It is a shame that the transformation of Ellen into Nelly is poorly served by the flashback structure; it would have been intriguing to see one of Britain’s best young actresses performing outside of her comfort zone.
musicReview: Culture Club performs live for first time in 12 years
Children's bookseller wins The Independent's new author search
Arts & Ents blogs
- 1 Revolutionary lost Caravaggio painting 'Mary Magdalen in Ecstasy' identified
- 2 McKamey Manor: This 'extreme' haunted house is the stuff of nightmares
- 3 Russell Brand says he will 'probably' give up acting to focus on his revolution
- 4 Watch what happened when food critics were unknowingly served McDonald's
- 5 David Beckham's Haig Club whisky is exactly what’s wrong with the Highlands
This is what a film sex scene actually looks like on set (mostly awkward)
Revolutionary lost Caravaggio painting 'Mary Magdalen in Ecstasy' identified
After Sam Smith’s Mobo success, is the help of a pushy parent the surest route to stardom?
Pottermore: JK Rowling writes new Harry Potter story featuring 'greying' 33-year-old wizard
JK Rowling to publish new Harry Potter story online for Halloween
Of course, teenage girls need role models – but not like beauty vlogger Zoella
Cameron is warned 'no possibility' of UK reducing immigration and that bid to bring in quota on migrant workers would be illegal
Support for EU membership 'at highest level since 1991' with most Brits wanting to stay 'in'
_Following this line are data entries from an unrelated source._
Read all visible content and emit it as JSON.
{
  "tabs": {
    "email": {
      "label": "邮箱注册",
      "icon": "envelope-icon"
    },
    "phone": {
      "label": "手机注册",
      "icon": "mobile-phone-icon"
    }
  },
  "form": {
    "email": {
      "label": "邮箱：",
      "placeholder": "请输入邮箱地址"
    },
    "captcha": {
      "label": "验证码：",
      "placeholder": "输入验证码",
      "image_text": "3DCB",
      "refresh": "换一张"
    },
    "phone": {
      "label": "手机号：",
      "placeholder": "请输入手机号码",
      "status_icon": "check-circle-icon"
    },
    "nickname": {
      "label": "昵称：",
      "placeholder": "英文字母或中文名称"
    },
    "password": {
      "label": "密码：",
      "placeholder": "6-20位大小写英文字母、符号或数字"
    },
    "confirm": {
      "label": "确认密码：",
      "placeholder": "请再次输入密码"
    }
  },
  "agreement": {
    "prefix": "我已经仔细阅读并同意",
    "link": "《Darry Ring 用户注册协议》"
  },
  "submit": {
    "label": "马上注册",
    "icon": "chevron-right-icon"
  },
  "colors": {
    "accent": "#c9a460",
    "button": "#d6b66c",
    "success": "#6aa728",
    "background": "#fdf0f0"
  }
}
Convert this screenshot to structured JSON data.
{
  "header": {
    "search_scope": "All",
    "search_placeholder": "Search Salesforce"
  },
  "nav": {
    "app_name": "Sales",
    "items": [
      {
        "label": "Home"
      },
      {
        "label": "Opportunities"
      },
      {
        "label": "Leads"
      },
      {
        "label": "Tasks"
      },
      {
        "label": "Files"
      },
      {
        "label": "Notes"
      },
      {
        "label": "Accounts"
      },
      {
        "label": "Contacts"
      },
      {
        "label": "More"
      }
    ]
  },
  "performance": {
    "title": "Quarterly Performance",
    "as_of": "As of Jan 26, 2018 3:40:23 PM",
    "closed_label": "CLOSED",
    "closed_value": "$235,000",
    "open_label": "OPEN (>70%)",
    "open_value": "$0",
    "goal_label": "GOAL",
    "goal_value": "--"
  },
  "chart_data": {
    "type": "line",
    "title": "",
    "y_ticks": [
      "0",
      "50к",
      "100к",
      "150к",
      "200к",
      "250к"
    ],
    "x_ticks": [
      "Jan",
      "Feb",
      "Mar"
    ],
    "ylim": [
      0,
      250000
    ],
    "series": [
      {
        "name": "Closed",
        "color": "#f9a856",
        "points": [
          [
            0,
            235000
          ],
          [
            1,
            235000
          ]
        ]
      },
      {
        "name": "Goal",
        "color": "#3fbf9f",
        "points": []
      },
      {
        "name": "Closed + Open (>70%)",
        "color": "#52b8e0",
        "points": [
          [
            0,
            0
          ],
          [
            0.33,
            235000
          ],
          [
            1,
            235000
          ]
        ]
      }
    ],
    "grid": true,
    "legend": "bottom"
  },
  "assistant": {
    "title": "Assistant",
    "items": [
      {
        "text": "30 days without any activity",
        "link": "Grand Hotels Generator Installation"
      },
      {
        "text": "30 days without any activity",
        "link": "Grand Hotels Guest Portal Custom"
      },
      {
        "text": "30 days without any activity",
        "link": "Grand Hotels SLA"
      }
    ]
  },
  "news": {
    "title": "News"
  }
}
Thousands with degenerative conditions classified as 'fit to work in future' – despite no possibility of improvement
Tony Blair 'says Ed Miliband will lose 2015 general election'
Putin: The US is to blame for almost all the world's major conflicts